Cape Town - The DA will ask Minister of Mineral Resources Mosebenzi Zwane if he is prepared to resign from office, following his call to probe banks for dumping doing business with the controversial Gupta family, which has ties to President Jacob Zuma.
Democratic Alliance finance spokesperson David Maynier confirmed on Tuesday that the minister faces a roasting in parliament on Wednesday.
He said National Assembly Speaker, Baleka Mbete, agreed to a request for an urgent question to Zwane. Maynier noted, to his knowledge, this is the first time that Mbete agreed to an urgent question in this Parliament.
"I will, therefore, be putting the Minister in the political hot seat tomorrow by asking him an urgent question as follows: 'Whether, in the light of his controversial statement, dated 01 September 2016, concerning his recommendation that a Judicial Commission of Inquiry be established to investigate the termination of contractual relationships by certain financial institutions with Oakbay Investments (Pty) Ltd, the minister will resign; if so, when; if not, why not?'
Maynier alleges that Zwane allowed the Guptas to "hijack" the Executive to carry out an investigation into financial institutions, National Treasury and the South African Reserve Bank.
"We can only hope that he saves himself the embarrassment by replying, 'yes, with immediate effect'", he said.
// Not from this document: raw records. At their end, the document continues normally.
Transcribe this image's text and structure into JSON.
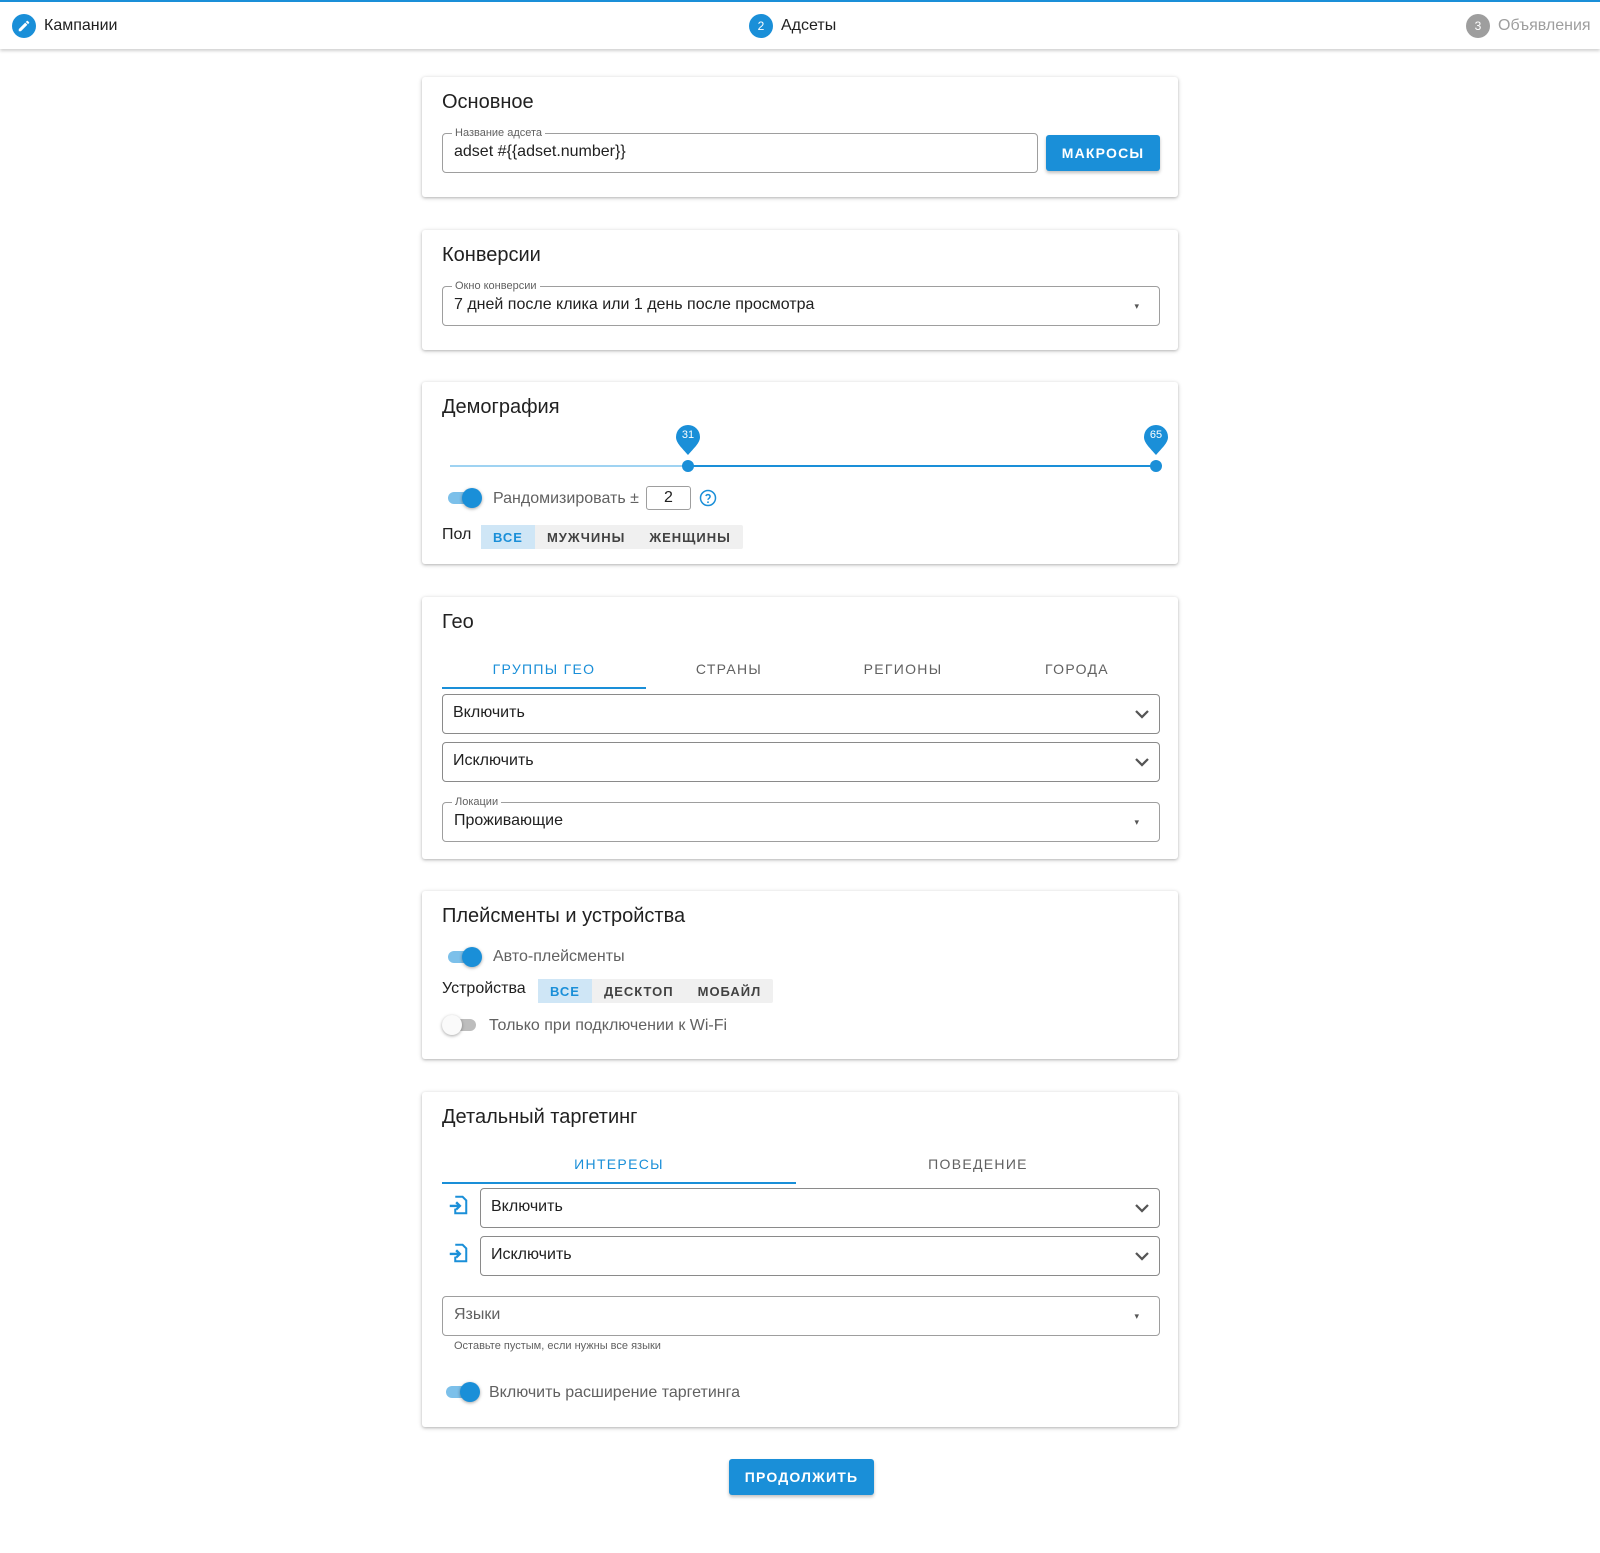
{
  "stepper": {
    "steps": [
      {
        "number": "",
        "label": "Кампании",
        "state": "done"
      },
      {
        "number": "2",
        "label": "Адсеты",
        "state": "active"
      },
      {
        "number": "3",
        "label": "Объявления",
        "state": "inactive"
      }
    ]
  },
  "basic": {
    "title": "Основное",
    "name_field": {
      "label": "Название адсета",
      "value": "adset #{{adset.number}}"
    },
    "macros_button": "МАКРОСЫ"
  },
  "conversions": {
    "title": "Конверсии",
    "window_field": {
      "label": "Окно конверсии",
      "value": "7 дней после клика или 1 день после просмотра"
    }
  },
  "demography": {
    "title": "Демография",
    "age_range": {
      "min": 31,
      "max": 65,
      "low_label": "31",
      "high_label": "65",
      "scale_min": 13,
      "scale_max": 65
    },
    "randomize": {
      "label": "Рандомизировать ±",
      "value": "2",
      "enabled": true
    },
    "gender": {
      "label": "Пол",
      "options": [
        "ВСЕ",
        "МУЖЧИНЫ",
        "ЖЕНЩИНЫ"
      ],
      "selected": 0
    }
  },
  "geo": {
    "title": "Гео",
    "tabs": [
      "ГРУППЫ ГЕО",
      "СТРАНЫ",
      "РЕГИОНЫ",
      "ГОРОДА"
    ],
    "active_tab": 0,
    "include_placeholder": "Включить",
    "exclude_placeholder": "Исключить",
    "locations_field": {
      "label": "Локации",
      "value": "Проживающие"
    }
  },
  "placements": {
    "title": "Плейсменты и устройства",
    "auto_placements": {
      "label": "Авто-плейсменты",
      "enabled": true
    },
    "devices": {
      "label": "Устройства",
      "options": [
        "ВСЕ",
        "ДЕСКТОП",
        "МОБАЙЛ"
      ],
      "selected": 0
    },
    "wifi_only": {
      "label": "Только при подключении к Wi-Fi",
      "enabled": false
    }
  },
  "targeting": {
    "title": "Детальный таргетинг",
    "tabs": [
      "ИНТЕРЕСЫ",
      "ПОВЕДЕНИЕ"
    ],
    "active_tab": 0,
    "include_placeholder": "Включить",
    "exclude_placeholder": "Исключить",
    "languages_placeholder": "Языки",
    "languages_helper": "Оставьте пустым, если нужны все языки",
    "expansion": {
      "label": "Включить расширение таргетинга",
      "enabled": true
    }
  },
  "continue_button": "ПРОДОЛЖИТЬ",
  "colors": {
    "accent": "#1a8fd8",
    "accent_light": "#cfe6f6",
    "muted": "#9e9e9e"
  }
}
Zwane, who chaired an inter-ministerial committee set up by Cabinet to probe why South Africa’s banks blacklisted Gupta-owned businesses, said in a statement last week that a judicial inquiry be considered to look into:
- the current mandates of the Banking Tribunal and the Banking Ombudsman,
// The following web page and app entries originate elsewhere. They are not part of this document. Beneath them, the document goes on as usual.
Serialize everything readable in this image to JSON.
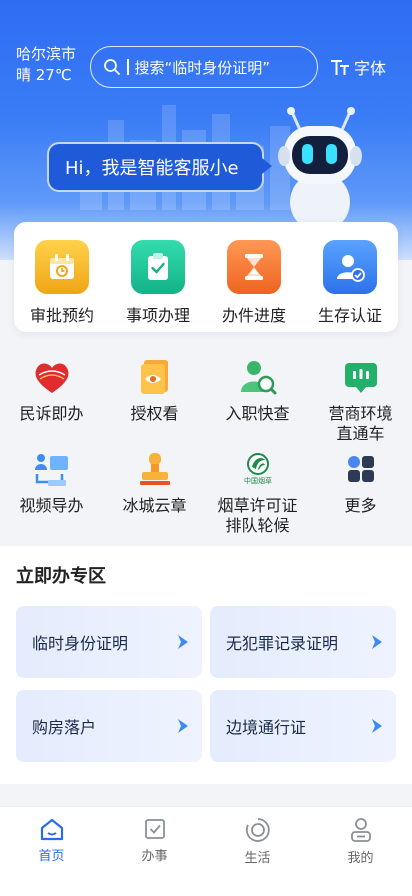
{
  "header": {
    "city": "哈尔滨市",
    "weather": "晴 27℃",
    "search_placeholder": "搜索“临时身份证明”",
    "font_label": "字体"
  },
  "assistant": {
    "greeting": "Hi，我是智能客服小e"
  },
  "quick_actions": [
    {
      "label": "审批预约",
      "icon": "calendar-icon",
      "color": "#f5b62a"
    },
    {
      "label": "事项办理",
      "icon": "clipboard-check-icon",
      "color": "#1fc59a"
    },
    {
      "label": "办件进度",
      "icon": "hourglass-icon",
      "color": "#f27a3a"
    },
    {
      "label": "生存认证",
      "icon": "user-verified-icon",
      "color": "#3a83f1"
    }
  ],
  "services": [
    {
      "label": "民诉即办",
      "icon": "12345-hotline-icon"
    },
    {
      "label": "授权看",
      "icon": "eye-document-icon"
    },
    {
      "label": "入职快查",
      "icon": "person-search-icon"
    },
    {
      "label": "营商环境直通车",
      "label_lines": [
        "营商环境",
        "直通车"
      ],
      "icon": "chat-bubble-icon"
    },
    {
      "label": "视频导办",
      "icon": "video-guide-icon"
    },
    {
      "label": "冰城云章",
      "icon": "seal-stamp-icon"
    },
    {
      "label": "烟草许可证排队轮候",
      "label_lines": [
        "烟草许可证",
        "排队轮候"
      ],
      "icon": "china-tobacco-logo-icon",
      "logo_text": "中国烟草"
    },
    {
      "label": "更多",
      "icon": "more-grid-icon"
    }
  ],
  "zone": {
    "title": "立即办专区",
    "items": [
      "临时身份证明",
      "无犯罪记录证明",
      "购房落户",
      "边境通行证"
    ]
  },
  "tabs": [
    {
      "label": "首页",
      "icon": "home-icon",
      "active": true
    },
    {
      "label": "办事",
      "icon": "checkbox-icon",
      "active": false
    },
    {
      "label": "生活",
      "icon": "life-ring-icon",
      "active": false
    },
    {
      "label": "我的",
      "icon": "profile-icon",
      "active": false
    }
  ],
  "colors": {
    "primary": "#2a6cf2",
    "hero_top": "#2f6df3",
    "tile_bg": "#e4ecfd",
    "arrow": "#3d8bf0"
  }
}
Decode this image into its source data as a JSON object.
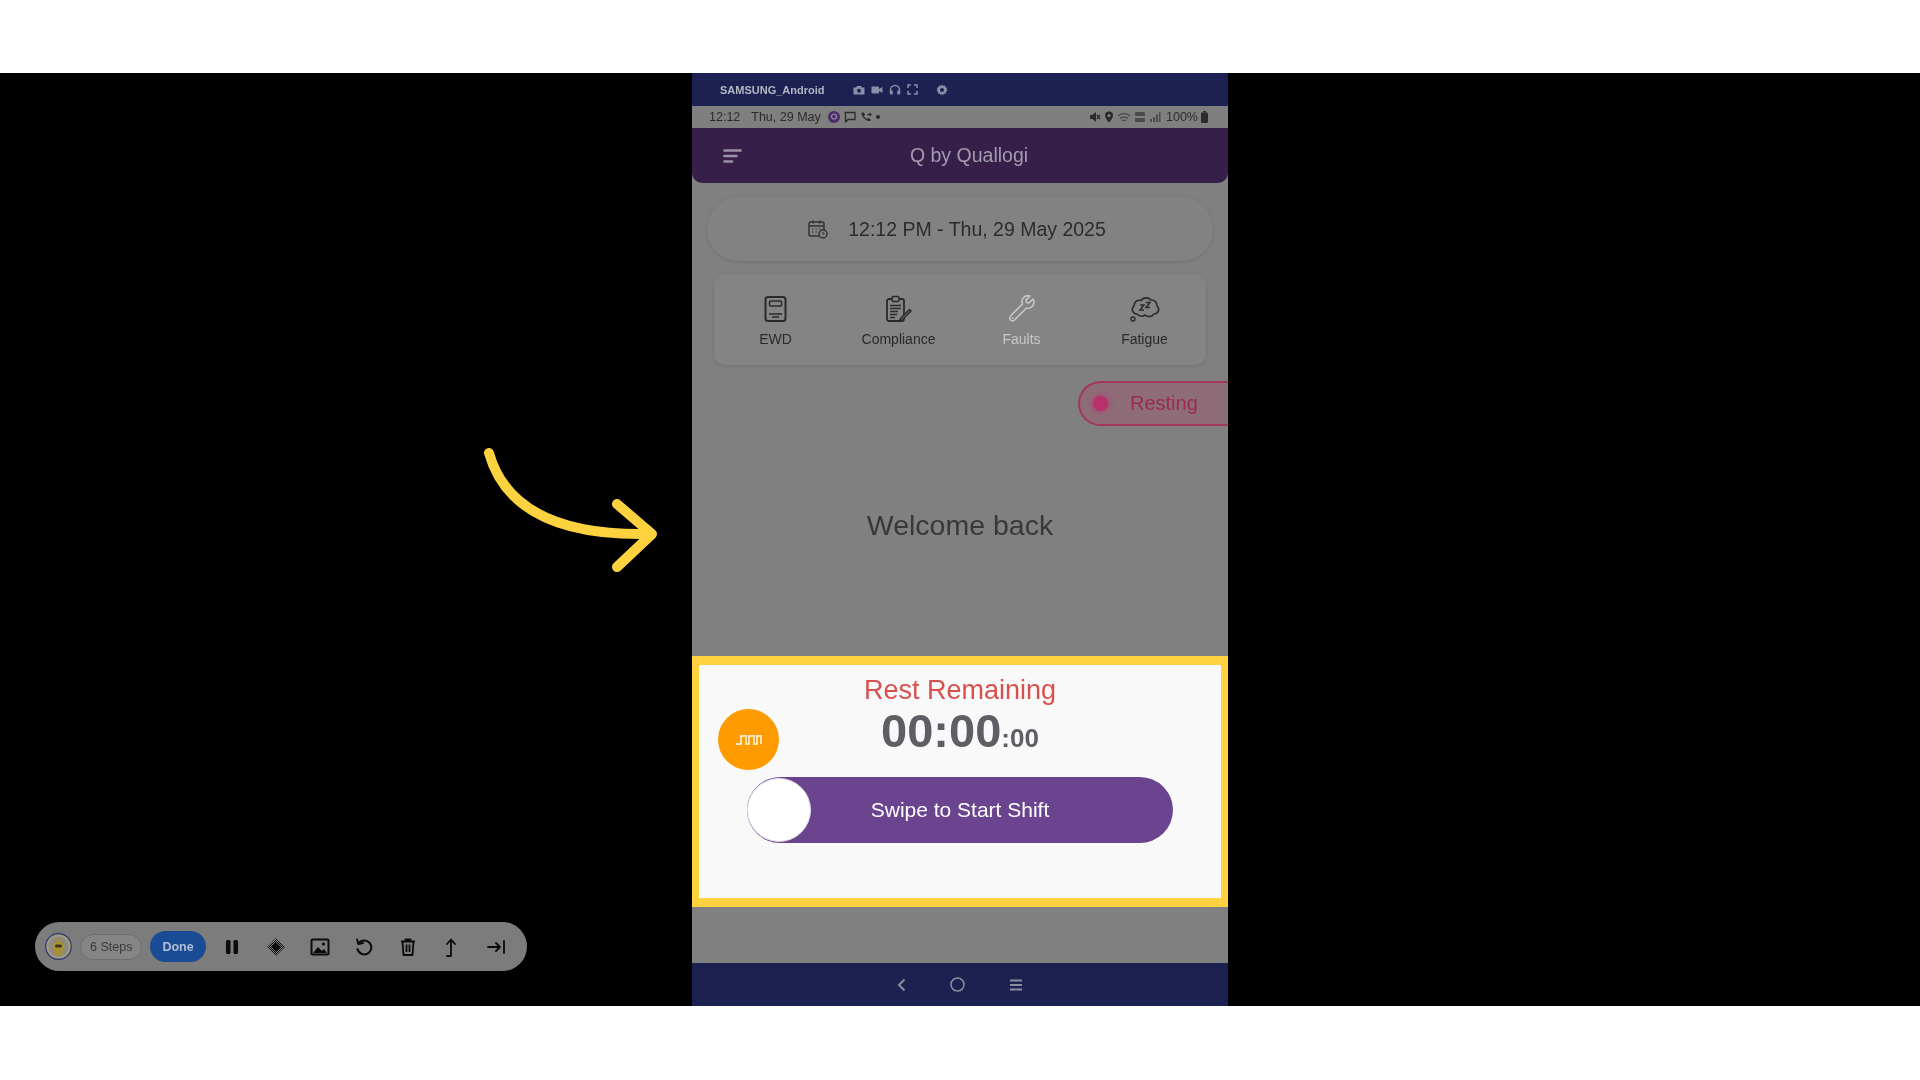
{
  "device_bar": {
    "title": "SAMSUNG_Android"
  },
  "status_bar": {
    "time": "12:12",
    "date": "Thu, 29 May",
    "battery": "100%"
  },
  "app_bar": {
    "title": "Q by Quallogi"
  },
  "datetime": "12:12 PM - Thu, 29 May 2025",
  "shortcuts": [
    {
      "label": "EWD",
      "disabled": false
    },
    {
      "label": "Compliance",
      "disabled": false
    },
    {
      "label": "Faults",
      "disabled": true
    },
    {
      "label": "Fatigue",
      "disabled": false
    }
  ],
  "status_chip": {
    "label": "Resting",
    "color": "#b9306c"
  },
  "welcome": "Welcome back",
  "rest_panel": {
    "highlighted": true,
    "title": "Rest Remaining",
    "timer": {
      "main": "00:00",
      "seconds": ":00"
    },
    "swipe": {
      "label": "Swipe to Start Shift",
      "level": 0
    }
  },
  "recorder_toolbar": {
    "steps": "6 Steps",
    "done": "Done"
  }
}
- consider the current Financial Intelligence Centre Act (Fica) and the Prevention of Combating of Corrupt Activities Act in relation to the banks' conduct,
- re-consider South Africa’s clearing bank provisions to allow for new banking licences to be issued, and
- look into the establishment of a state bank of South Africa with the possible corporatisation of the Post Bank being considered as an option.
Relating to the nation’s four biggest lenders stopping doing business with the Gupta family, Zwane said evidence shows the banks’ actions “were as a result of innuendo and potentially reckless media statements and, as a South African company, Oakbay had very little recourse to the law”.
“Looking into these mandates and strengthening them would go a long way in ensuring that, should any other South African company find itself in a similar situation, it could enjoy equal protection of the law.”
The announcement by Zwane was feared to cause further market turmoil, currency weakness and lead to a sovereign ratings downgrade.
However, the Presidency said on Friday that Zwane's remarks were issued in his personal capacity and not on behalf of the task team or Cabinet.
"Minister Zwane is a member of the task team. He does not speak on behalf of Cabinet and the contents of his statement do not reflect the position or views of Cabinet," the Presidency spokesperson Bongani Ngqulunga said.
"The unfortunate contents of the statement and the inconvenience and confusion caused by the issuing thereof, are deeply regretted."
The Presidency also moved to quell public and investor fears.
"The Presidency wishes to assure the public, the banking sector as well as domestic and international investors of Government’s unwavering commitment to the letter and spirit of the country’s Constitution as well as in the sound fiscal and economic fundamentals that underpin our economy."
Read Fin24's top stories trending on Twitter: